This part of the ceremony involves sprinkling the couple with lao khao - Thai whisky.

This part of the ceremony involves sprinkling the couple with lao khao – Thai whisky in that glass the celebrant is holding.

The sprinkling.....

The sprinkling…..

Thoy isn't a natural smiler , not all Thais are despite the LOS, Land of Smiles advertising, so this photo captured an unusual moment.

Thoy isn’t a natural smiler , not all Thais are despite the LOS, Land of Smiles advertising, so this photo captured an unusual moment.

Just as an aside at the end of the ceremony that cone shaped banana leaf structure in the centre of the krathong, the “sculpture in front of Thoy, was lifted to reveal a bottle of lao khao inside!

The formal part of the ceremony over the bit I particularly enjoy started where each person comes up to the couple, donates money, I REALLY liked that bit at my wedding, and ties a white string to each of the couple’s wrist. It is a very personal connection and one I recommend you include at your next wedding wherever you are. The bands stay on for three days for good luck.

Making my donation.

Making my donation with Gaun. The lady with a green top at the back is taking a record in a book of who donates how much. What goes around comes around in a small village like this.

Gaun and I with the bride.

Gaun and me with the bride tying on the wrist bands.

Mother of the groom. I wonder what she is REALLY thinking.

Mother of the groom. I wonder what she is REALLY thinking.

Just a nice photo.

Included just because I liked the photo.

All of Thoy's friends of her age were at school, girls like Peng, so only the young ones were around at the ceremony.

All of Thoy’s friends of her age were at school, girls like Peng, so only the young ones were around at the ceremony. Kids are included in whatever is going on.

This is as passionate you'll ever see a Thai get in public and for all I know in private too!

This is as passionate you’ll ever see a Thai get in public! The wedding kiss.

The donated money is then counted and the result packaged up and given to the groom.

The donated money is then counted and the result packaged up and given to the groom.

The couple then give small gifts to the main participants.

The couple then give small gifts to the main participants.

The finish. Most people headed off to work after this apart from a few heavy drinkers, like me! who stayed on

A bow from the newly weds and the finish. Most people headed off to work after this apart from a few heavy drinkers, like me! who stayed on

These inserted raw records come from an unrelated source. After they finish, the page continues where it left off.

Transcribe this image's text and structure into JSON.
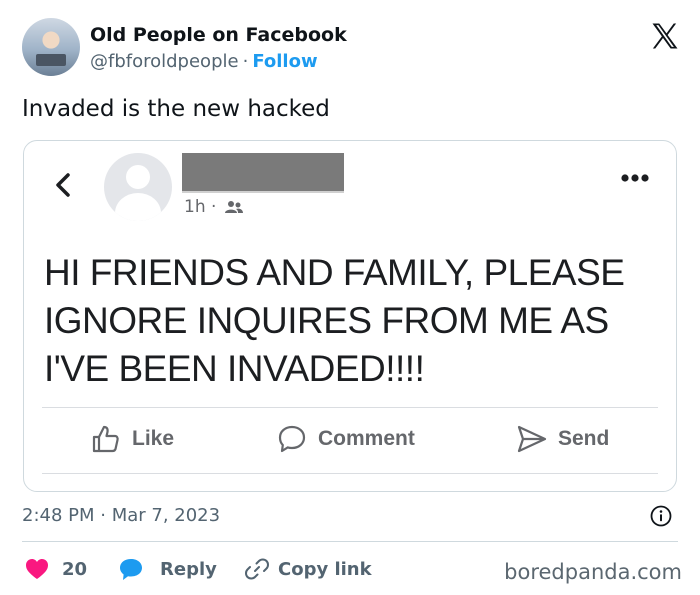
{
  "author": {
    "name": "Old People on Facebook",
    "handle": "@fbforoldpeople",
    "separator": "·",
    "follow_label": "Follow"
  },
  "tweet": {
    "text": "Invaded is the new hacked",
    "timestamp": "2:48 PM · Mar 7, 2023"
  },
  "embedded_post": {
    "time": "1h ·",
    "lines": [
      "HI FRIENDS AND FAMILY,  PLEASE",
      "IGNORE INQUIRES FROM ME AS",
      "I'VE BEEN INVADED!!!!"
    ],
    "actions": {
      "like": "Like",
      "comment": "Comment",
      "send": "Send"
    }
  },
  "footer": {
    "like_count": "20",
    "reply_label": "Reply",
    "copy_link_label": "Copy link"
  },
  "watermark": "boredpanda.com",
  "colors": {
    "accent": "#1d9bf0",
    "heart": "#f91880",
    "text": "#0f1419",
    "muted": "#536471"
  },
  "icons": [
    "x-logo-icon",
    "back-chevron-icon",
    "friends-icon",
    "more-dots-icon",
    "thumbs-up-icon",
    "comment-icon",
    "send-icon",
    "info-icon",
    "heart-icon",
    "reply-bubble-icon",
    "link-icon"
  ]
}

Now leaving aside the moral questions about the whole affair and the fact that it is all very unfortunate, which scenario, western or Thai, do you think will end up causing the least amount of stress to the girl involved? I put my money on the Thai solution where, in public anyway, there is a degree of acceptance, the families involved have a party rather than walk away and a formal alliance is made.

The other huge benefit of course is when the baby does make an appearance he or she will be accepted into the broad family group and the responsibility and work involved shared around. The “ownership” of children is a very flexible thing here without the same levels of duty we have in the west with mother/father at the top of the list.

Peng, Gaun’s lovely daughter now also fourteen, was passed into the care of her younger sister Yuan while Gaun was away working in the South for three years only coming home for a one week holiday once a year. As far as I can tell Peng will require no counselling to help her over this period in her life! It just isn’t recognised as an unusual and detrimental occurrence. I come across examples of children being brought up by other members of the family all the time. It is a fact of life here.

Having worried about running out of stories for the blog as a result of living in an Isaan backwater, they just keep on appearing.

Thanks for reading.